The tributes to to this dictator show why real Americans hate the media. The communism of the media never was more self-evident.
The Washington Post story made it sound like Cubans lost their best friend, rather than ending their worst nightmare:
Fidel Castro, whose Cuban revolution turned his Caribbean island into a potent symbol of the world’s greatest ideological and economic divides of the 20th century, has died, Cuban state media announced late Friday. He was 90.
The death was announced on Cuban state TV by Castro’s younger brother, Raúl, who succeeded his sibling years ago as the country’s leader.
The son of a prosperous sugar planter, Mr. Castro took power in Cuba on New Year’s Day 1959 promising to share his nation’s wealth with its poorest citizens, who had suffered under the corrupt quarter-century dictatorship of Fulgencio Batista.
Mr. Castro, a romantic figure in olive-drab fatigues and combat boots, chomping monstrous cigars through a bushy black beard, became a spiritual beacon for the world’s political far left.The New York Times paid tribute to this actual dictator:
Fidel Castro, Cuban Revolutionary Who Defied U.S., Dies at 90No.
George Washington was a revolutionary. He created the national leader who serves two terms and then retires. Before him monarchs ruled until death.
From the Associated Press:
Cuba's Fidel Castro, who defied US for 50 years, dies at 90You know who else defied the United States? Hitler.
From the Wall Street Journal:
Fidel Castro, Cuba Revolutionary, Dies at 90
Castro inspired millions with his promises of justice and progress but presided over an oppressive stateNo Cuba was not oppressive. Castro was. Don't blame the victim. So much for the Wall Street Journal's reputation.
Castro was a power-seeking madman who executed thousands of political opponents and held on to power for a half-century.

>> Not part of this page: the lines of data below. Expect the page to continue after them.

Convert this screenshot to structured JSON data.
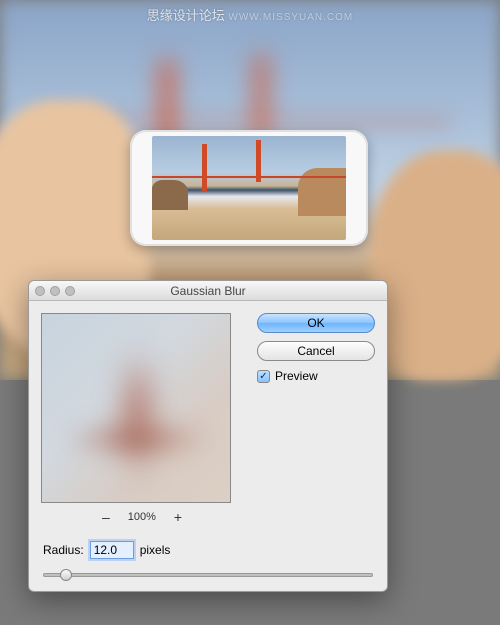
{
  "watermark": {
    "text": "思缘设计论坛",
    "url": "WWW.MISSYUAN.COM"
  },
  "dialog": {
    "title": "Gaussian Blur",
    "ok_label": "OK",
    "cancel_label": "Cancel",
    "preview_label": "Preview",
    "preview_checked": "✓",
    "zoom_out": "–",
    "zoom_level": "100%",
    "zoom_in": "+",
    "radius_label": "Radius:",
    "radius_value": "12.0",
    "radius_unit": "pixels"
  }
}
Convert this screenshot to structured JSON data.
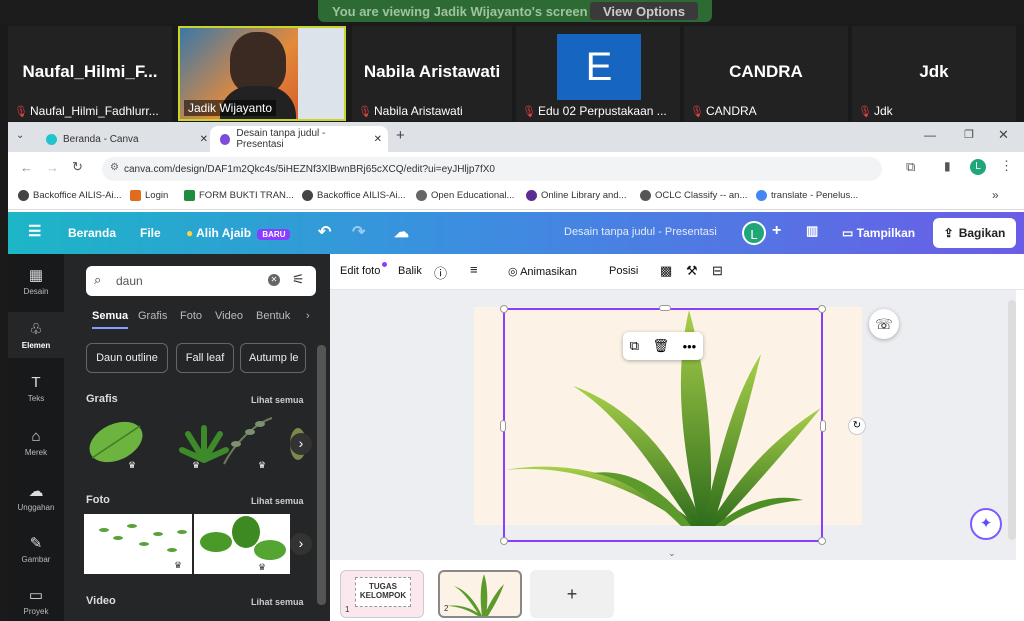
{
  "zoom": {
    "banner_text": "You are viewing Jadik Wijayanto's screen",
    "view_options": "View Options"
  },
  "participants": [
    {
      "display": "Naufal_Hilmi_F...",
      "label": "Naufal_Hilmi_Fadhlurr..."
    },
    {
      "display": "",
      "label": "Jadik Wijayanto"
    },
    {
      "display": "Nabila Aristawati",
      "label": "Nabila Aristawati"
    },
    {
      "display": "E",
      "label": "Edu 02 Perpustakaan ..."
    },
    {
      "display": "CANDRA",
      "label": "CANDRA"
    },
    {
      "display": "Jdk",
      "label": "Jdk"
    }
  ],
  "browser": {
    "tabs": [
      {
        "label": "Beranda - Canva"
      },
      {
        "label": "Desain tanpa judul - Presentasi"
      }
    ],
    "new_tab": "+",
    "url": "canva.com/design/DAF1m2Qkc4s/5iHEZNf3XlBwnBRj65cXCQ/edit?ui=eyJHljp7fX0",
    "profile": "L",
    "bookmarks": [
      "Backoffice AILIS-Ai...",
      "Login",
      "FORM BUKTI TRAN...",
      "Backoffice AILIS-Ai...",
      "Open Educational...",
      "Online Library and...",
      "OCLC Classify -- an...",
      "translate - Penelus..."
    ]
  },
  "canva_header": {
    "home": "Beranda",
    "file": "File",
    "magic": "Alih Ajaib",
    "badge": "BARU",
    "doc_title": "Desain tanpa judul - Presentasi",
    "avatar": "L",
    "present": "Tampilkan",
    "share": "Bagikan"
  },
  "rail": [
    "Desain",
    "Elemen",
    "Teks",
    "Merek",
    "Unggahan",
    "Gambar",
    "Proyek"
  ],
  "panel": {
    "search_value": "daun",
    "tabs": [
      "Semua",
      "Grafis",
      "Foto",
      "Video",
      "Bentuk"
    ],
    "chips": [
      "Daun outline",
      "Fall leaf",
      "Autump le"
    ],
    "sections": [
      {
        "title": "Grafis",
        "link": "Lihat semua"
      },
      {
        "title": "Foto",
        "link": "Lihat semua"
      },
      {
        "title": "Video",
        "link": "Lihat semua"
      }
    ]
  },
  "toolbar": {
    "edit_photo": "Edit foto",
    "flip": "Balik",
    "animate": "Animasikan",
    "position": "Posisi"
  },
  "pages": [
    {
      "number": "1",
      "title": "TUGAS KELOMPOK"
    },
    {
      "number": "2"
    }
  ],
  "add_page": "+",
  "colors": {
    "accent": "#8b3dff",
    "zoom_green": "#2e6b34",
    "panel_bg": "#252627"
  }
}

Calling Castro a revolutionary is like calling Mussolini or Hitler revolutionaries. They seized power by force.
More from the New York Times obituary, no mention of the executions, instead this:
But it was more than repression and fear that kept him and his totalitarian government in power for so long. He had both admirers and detractors in Cuba and around the world. Some saw him as a ruthless despot who trampled rights and freedoms; many others hailed him as the crowds did that first night, as a revolutionary hero for the ages.Hitler had admirers both home and abroad. He was still a monster.
The New York Times is the model of the mainstream -- Fake News -- media.
For more than a year, Times columnists have implied that President Trump is Hitler and his supporters Nazis.
Here is real evil and the New York Times mourns his death. Seriously. The photo with the story shows Castro in black. The obituary is a wake, not a gleeful report of the death of a tyrant.
The obituary includes an ode to him, "My Three Days With Castro" by Richard Eder:
Mr. Castro was perhaps the most important leader to emerge from Latin America since the wars of independence in the early 19th century. He was decidedly the most influential shaper of Cuban history since his own hero, José Martí, struggled for Cuban independence in the late 19th century. Mr. Castro’s revolution transformed Cuban society and had a longer-lasting impact throughout the region than that of any other 20th-century Latin American insurrection, with the possible exception of the 1910 Mexican Revolution.
His legacy in Cuba and elsewhere has been a mixed record of social progress and abject poverty, of racial equality and political persecution, of medical advances and a degree of misery comparable to the conditions that existed in Cuba when he entered Havana as a victorious guerrilla commander in 1959.How reminiscent of Marge Schott, who said: "Everybody knows [Hitler] was good at the beginning, but he just went too far."
She rightly lost her team over that.
Billionaires Jeff Bezos, Rupert Murdoch, and Carlos Slim keep their newspapers.
They can have them.
Meanwhile, bloggers tell the truth. Please read Silvio Canto Jr.'s "A very hot place awaits Fidel."
@@@Jimmy Carter on the death of Fidel Castro: pic.twitter.com/JMV524xDO2— Greg Bluestein (@bluestein) November 26, 2016
"Trump the Press" skewers media experts who wrongly predicted Trump would lose the Republican nomination. I use my deadliest weapon: their own words. "Trump the Press" is available as a paperback, and on Kindle.